How many lines in the records below contain the string "menu"? Answer with the number alone.

[Saved data entries]
+ + +
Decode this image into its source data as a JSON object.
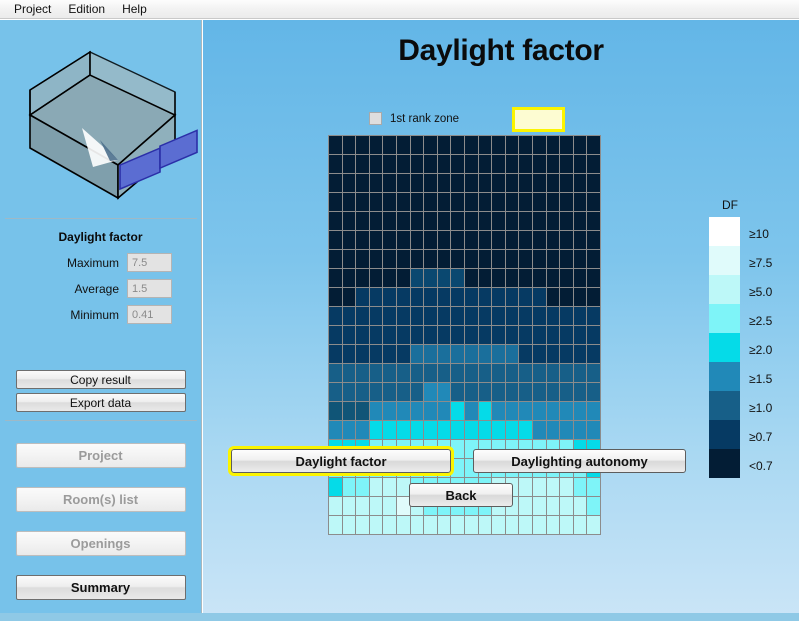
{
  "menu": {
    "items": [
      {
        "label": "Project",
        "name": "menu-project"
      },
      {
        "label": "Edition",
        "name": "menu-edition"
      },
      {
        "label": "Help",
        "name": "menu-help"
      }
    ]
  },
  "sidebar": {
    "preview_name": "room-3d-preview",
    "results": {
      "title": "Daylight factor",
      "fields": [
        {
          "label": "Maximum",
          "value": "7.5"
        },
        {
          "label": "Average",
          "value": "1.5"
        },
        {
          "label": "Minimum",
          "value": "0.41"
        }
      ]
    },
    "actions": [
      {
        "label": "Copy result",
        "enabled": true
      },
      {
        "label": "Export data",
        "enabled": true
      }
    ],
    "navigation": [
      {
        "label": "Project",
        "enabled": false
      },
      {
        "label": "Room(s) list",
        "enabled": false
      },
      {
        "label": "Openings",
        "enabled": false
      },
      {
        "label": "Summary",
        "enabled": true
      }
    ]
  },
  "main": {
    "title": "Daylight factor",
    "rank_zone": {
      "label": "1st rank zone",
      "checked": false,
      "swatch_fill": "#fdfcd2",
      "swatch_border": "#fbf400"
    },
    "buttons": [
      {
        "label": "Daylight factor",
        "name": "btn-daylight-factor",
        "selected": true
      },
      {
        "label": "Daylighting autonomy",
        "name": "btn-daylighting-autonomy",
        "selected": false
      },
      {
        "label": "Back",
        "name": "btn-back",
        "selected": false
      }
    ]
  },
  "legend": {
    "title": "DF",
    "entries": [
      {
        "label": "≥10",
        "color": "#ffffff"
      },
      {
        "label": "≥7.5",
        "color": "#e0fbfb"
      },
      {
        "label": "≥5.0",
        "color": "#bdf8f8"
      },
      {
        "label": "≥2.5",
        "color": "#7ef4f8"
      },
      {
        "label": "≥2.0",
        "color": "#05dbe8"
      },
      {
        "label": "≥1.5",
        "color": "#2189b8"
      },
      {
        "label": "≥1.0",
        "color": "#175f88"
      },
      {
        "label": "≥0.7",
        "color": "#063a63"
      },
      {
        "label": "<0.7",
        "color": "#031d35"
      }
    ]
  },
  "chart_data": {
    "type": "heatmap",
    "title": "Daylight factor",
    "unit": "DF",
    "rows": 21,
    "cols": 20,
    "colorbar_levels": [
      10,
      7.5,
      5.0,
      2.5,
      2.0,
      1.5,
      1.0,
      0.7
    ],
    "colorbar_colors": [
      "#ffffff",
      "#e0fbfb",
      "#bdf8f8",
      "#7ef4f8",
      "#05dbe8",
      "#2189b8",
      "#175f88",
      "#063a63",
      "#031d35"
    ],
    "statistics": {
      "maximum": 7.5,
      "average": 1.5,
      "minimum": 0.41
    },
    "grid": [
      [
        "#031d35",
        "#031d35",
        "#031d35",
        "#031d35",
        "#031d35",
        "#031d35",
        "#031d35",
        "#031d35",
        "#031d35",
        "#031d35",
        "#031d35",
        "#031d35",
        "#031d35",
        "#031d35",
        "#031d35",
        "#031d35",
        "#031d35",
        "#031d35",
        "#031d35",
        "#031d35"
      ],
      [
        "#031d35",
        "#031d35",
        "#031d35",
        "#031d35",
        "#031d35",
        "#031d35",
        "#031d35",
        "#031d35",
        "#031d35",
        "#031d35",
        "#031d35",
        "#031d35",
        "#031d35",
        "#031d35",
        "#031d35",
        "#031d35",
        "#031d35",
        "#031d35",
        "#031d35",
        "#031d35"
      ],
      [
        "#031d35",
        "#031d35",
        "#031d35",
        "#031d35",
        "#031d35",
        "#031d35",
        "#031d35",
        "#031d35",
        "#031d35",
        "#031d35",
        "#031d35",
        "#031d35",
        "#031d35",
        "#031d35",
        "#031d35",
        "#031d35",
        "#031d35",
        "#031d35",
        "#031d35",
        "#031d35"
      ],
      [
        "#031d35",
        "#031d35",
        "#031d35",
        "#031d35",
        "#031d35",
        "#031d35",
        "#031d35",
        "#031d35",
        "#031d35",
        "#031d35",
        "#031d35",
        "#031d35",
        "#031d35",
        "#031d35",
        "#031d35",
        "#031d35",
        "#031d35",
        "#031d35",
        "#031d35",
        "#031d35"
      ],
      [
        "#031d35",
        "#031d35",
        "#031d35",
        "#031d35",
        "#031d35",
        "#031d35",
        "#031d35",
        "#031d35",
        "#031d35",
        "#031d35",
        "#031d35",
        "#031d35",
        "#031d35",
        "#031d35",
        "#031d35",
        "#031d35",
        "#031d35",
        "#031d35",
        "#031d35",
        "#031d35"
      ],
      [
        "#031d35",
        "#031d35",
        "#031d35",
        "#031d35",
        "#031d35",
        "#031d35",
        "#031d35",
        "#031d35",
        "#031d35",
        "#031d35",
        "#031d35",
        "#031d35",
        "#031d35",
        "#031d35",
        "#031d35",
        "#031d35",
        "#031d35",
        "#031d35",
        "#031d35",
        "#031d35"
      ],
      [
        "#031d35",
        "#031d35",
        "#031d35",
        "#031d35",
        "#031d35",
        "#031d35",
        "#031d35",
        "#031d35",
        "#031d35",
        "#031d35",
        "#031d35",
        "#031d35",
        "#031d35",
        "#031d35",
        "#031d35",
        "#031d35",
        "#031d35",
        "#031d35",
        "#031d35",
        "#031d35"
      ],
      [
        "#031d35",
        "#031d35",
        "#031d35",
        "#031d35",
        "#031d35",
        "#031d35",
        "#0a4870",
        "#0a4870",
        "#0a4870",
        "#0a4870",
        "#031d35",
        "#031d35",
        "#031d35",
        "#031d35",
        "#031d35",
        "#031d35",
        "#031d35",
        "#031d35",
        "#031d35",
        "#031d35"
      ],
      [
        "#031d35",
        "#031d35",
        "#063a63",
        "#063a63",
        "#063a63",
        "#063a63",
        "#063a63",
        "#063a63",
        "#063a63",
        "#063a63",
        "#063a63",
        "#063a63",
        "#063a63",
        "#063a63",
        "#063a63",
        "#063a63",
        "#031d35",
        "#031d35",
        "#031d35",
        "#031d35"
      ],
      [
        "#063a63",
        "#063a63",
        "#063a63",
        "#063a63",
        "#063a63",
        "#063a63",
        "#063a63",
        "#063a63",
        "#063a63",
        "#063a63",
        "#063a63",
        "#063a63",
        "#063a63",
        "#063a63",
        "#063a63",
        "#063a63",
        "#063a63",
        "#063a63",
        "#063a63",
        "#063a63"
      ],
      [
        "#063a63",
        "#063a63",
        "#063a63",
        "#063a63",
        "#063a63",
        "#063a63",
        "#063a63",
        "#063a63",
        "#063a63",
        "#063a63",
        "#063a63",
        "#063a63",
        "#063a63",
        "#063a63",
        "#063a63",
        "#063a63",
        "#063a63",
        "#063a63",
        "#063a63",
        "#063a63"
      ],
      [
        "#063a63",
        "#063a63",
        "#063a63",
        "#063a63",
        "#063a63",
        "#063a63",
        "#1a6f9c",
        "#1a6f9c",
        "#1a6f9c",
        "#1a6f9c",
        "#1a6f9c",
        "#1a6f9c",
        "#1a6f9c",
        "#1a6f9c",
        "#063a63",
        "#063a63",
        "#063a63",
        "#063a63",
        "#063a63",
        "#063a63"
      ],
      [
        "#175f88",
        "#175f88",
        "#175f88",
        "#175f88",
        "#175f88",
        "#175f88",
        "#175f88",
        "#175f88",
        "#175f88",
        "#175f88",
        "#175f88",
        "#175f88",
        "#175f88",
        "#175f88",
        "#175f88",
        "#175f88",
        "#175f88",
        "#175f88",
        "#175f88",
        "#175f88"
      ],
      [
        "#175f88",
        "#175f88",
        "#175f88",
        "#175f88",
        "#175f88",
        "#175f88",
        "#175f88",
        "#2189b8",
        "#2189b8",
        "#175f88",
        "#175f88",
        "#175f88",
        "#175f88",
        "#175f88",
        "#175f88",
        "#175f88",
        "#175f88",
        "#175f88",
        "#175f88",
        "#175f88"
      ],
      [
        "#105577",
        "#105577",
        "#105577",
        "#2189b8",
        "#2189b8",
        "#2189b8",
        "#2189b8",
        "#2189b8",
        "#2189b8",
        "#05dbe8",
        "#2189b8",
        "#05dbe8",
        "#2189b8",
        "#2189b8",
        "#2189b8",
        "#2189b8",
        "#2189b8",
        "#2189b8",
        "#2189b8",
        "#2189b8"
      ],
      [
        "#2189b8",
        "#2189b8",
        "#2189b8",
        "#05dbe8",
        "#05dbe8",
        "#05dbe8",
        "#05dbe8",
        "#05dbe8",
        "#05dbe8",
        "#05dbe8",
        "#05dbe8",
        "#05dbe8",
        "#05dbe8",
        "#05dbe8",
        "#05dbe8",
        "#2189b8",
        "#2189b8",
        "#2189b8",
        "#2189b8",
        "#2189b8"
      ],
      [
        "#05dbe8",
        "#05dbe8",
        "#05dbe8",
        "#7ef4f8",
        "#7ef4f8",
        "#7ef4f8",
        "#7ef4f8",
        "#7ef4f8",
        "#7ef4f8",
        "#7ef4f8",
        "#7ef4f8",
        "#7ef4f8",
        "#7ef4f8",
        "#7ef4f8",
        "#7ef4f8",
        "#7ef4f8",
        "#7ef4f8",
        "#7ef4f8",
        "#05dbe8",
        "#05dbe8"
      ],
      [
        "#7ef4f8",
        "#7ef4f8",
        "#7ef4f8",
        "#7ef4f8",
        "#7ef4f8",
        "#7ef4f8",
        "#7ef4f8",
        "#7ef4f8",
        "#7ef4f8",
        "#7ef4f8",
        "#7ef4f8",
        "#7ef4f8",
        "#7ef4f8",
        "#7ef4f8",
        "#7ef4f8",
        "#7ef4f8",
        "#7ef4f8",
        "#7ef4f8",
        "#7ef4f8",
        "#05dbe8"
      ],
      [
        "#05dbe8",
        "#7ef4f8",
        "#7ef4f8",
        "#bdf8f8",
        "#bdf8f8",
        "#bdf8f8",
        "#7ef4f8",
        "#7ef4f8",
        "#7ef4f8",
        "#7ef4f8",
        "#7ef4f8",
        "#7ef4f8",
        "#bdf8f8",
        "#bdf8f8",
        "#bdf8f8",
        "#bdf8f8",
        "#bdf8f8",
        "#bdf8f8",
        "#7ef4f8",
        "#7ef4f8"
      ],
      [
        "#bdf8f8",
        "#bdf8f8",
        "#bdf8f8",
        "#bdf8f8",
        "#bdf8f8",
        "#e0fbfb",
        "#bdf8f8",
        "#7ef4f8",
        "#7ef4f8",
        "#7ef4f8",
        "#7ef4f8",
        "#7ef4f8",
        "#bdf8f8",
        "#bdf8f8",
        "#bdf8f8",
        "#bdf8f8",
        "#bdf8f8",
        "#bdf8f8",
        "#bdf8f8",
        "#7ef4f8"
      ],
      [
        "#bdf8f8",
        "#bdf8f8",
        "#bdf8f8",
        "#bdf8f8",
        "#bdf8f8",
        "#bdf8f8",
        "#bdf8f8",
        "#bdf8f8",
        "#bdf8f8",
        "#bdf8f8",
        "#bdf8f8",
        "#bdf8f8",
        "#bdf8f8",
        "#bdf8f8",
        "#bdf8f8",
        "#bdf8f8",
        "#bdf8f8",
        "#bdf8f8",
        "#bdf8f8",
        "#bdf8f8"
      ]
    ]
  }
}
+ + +
- _Solution for this exercise_
4